====== INFORMATION SUPPLIED ======
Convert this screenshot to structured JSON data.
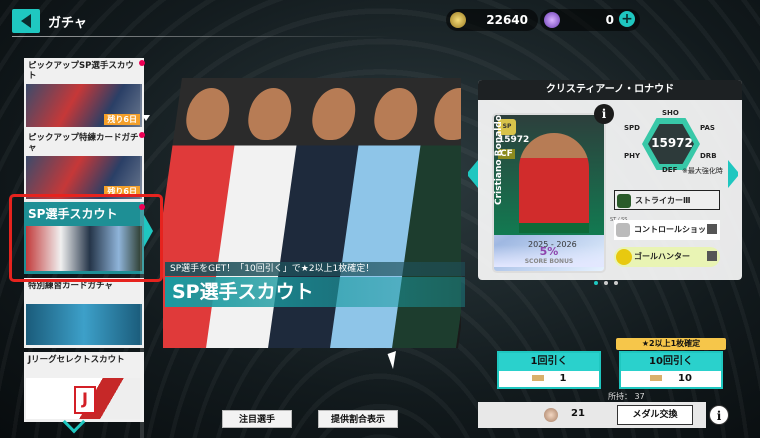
{
  "header": {
    "title": "ガチャ",
    "coins": "22640",
    "gems": "0"
  },
  "sidebar": {
    "items": [
      {
        "label": "ピックアップSP選手スカウト",
        "badge": "残り6日"
      },
      {
        "label": "ピックアップ特練カードガチャ",
        "badge": "残り6日"
      },
      {
        "label": "SP選手スカウト"
      },
      {
        "label": "特別練習カードガチャ"
      },
      {
        "label": "Jリーグセレクトスカウト",
        "logo_text": "J"
      }
    ]
  },
  "banner": {
    "subtitle": "SP選手をGET！「10回引く」で★2以上1枚確定！",
    "title": "SP選手スカウト",
    "btn_notable": "注目選手",
    "btn_rates": "提供割合表示"
  },
  "card": {
    "player_name": "クリスティアーノ・ロナウド",
    "ovr": "15972",
    "position": "CF",
    "vertical_name": "Cristiano Ronaldo",
    "season": "2025 - 2026",
    "bonus": "5%",
    "bonus_label": "SCORE BONUS",
    "overall": "15972",
    "stats": {
      "sho": "SHO",
      "spd": "SPD",
      "pas": "PAS",
      "phy": "PHY",
      "drb": "DRB",
      "def": "DEF"
    },
    "max_level": "※最大強化時",
    "skills": [
      "ストライカーⅢ",
      "コントロールショット",
      "ゴールハンター"
    ],
    "skill_small": "ST / SS"
  },
  "pull": {
    "guarantee": "★2以上1枚確定",
    "single_label": "1回引く",
    "single_cost": "1",
    "ten_label": "10回引く",
    "ten_cost": "10",
    "owned": "所持： 37",
    "medals": "21",
    "medal_exchange": "メダル交換"
  }
}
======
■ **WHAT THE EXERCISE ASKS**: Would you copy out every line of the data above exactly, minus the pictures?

■ **RESULT OF THE EXERCISE**:
Convert this screenshot to structured JSON data.
{
  "header": {
    "title": "ガチャ",
    "coins": "22640",
    "gems": "0"
  },
  "sidebar": {
    "items": [
      {
        "label": "ピックアップSP選手スカウト",
        "badge": "残り6日"
      },
      {
        "label": "ピックアップ特練カードガチャ",
        "badge": "残り6日"
      },
      {
        "label": "SP選手スカウト"
      },
      {
        "label": "特別練習カードガチャ"
      },
      {
        "label": "Jリーグセレクトスカウト",
        "logo_text": "J"
      }
    ]
  },
  "banner": {
    "subtitle": "SP選手をGET！「10回引く」で★2以上1枚確定！",
    "title": "SP選手スカウト",
    "btn_notable": "注目選手",
    "btn_rates": "提供割合表示"
  },
  "card": {
    "player_name": "クリスティアーノ・ロナウド",
    "ovr": "15972",
    "position": "CF",
    "vertical_name": "Cristiano Ronaldo",
    "season": "2025 - 2026",
    "bonus": "5%",
    "bonus_label": "SCORE BONUS",
    "overall": "15972",
    "stats": {
      "sho": "SHO",
      "spd": "SPD",
      "pas": "PAS",
      "phy": "PHY",
      "drb": "DRB",
      "def": "DEF"
    },
    "max_level": "※最大強化時",
    "skills": [
      "ストライカーⅢ",
      "コントロールショット",
      "ゴールハンター"
    ],
    "skill_small": "ST / SS"
  },
  "pull": {
    "guarantee": "★2以上1枚確定",
    "single_label": "1回引く",
    "single_cost": "1",
    "ten_label": "10回引く",
    "ten_cost": "10",
    "owned": "所持： 37",
    "medals": "21",
    "medal_exchange": "メダル交換"
  }
}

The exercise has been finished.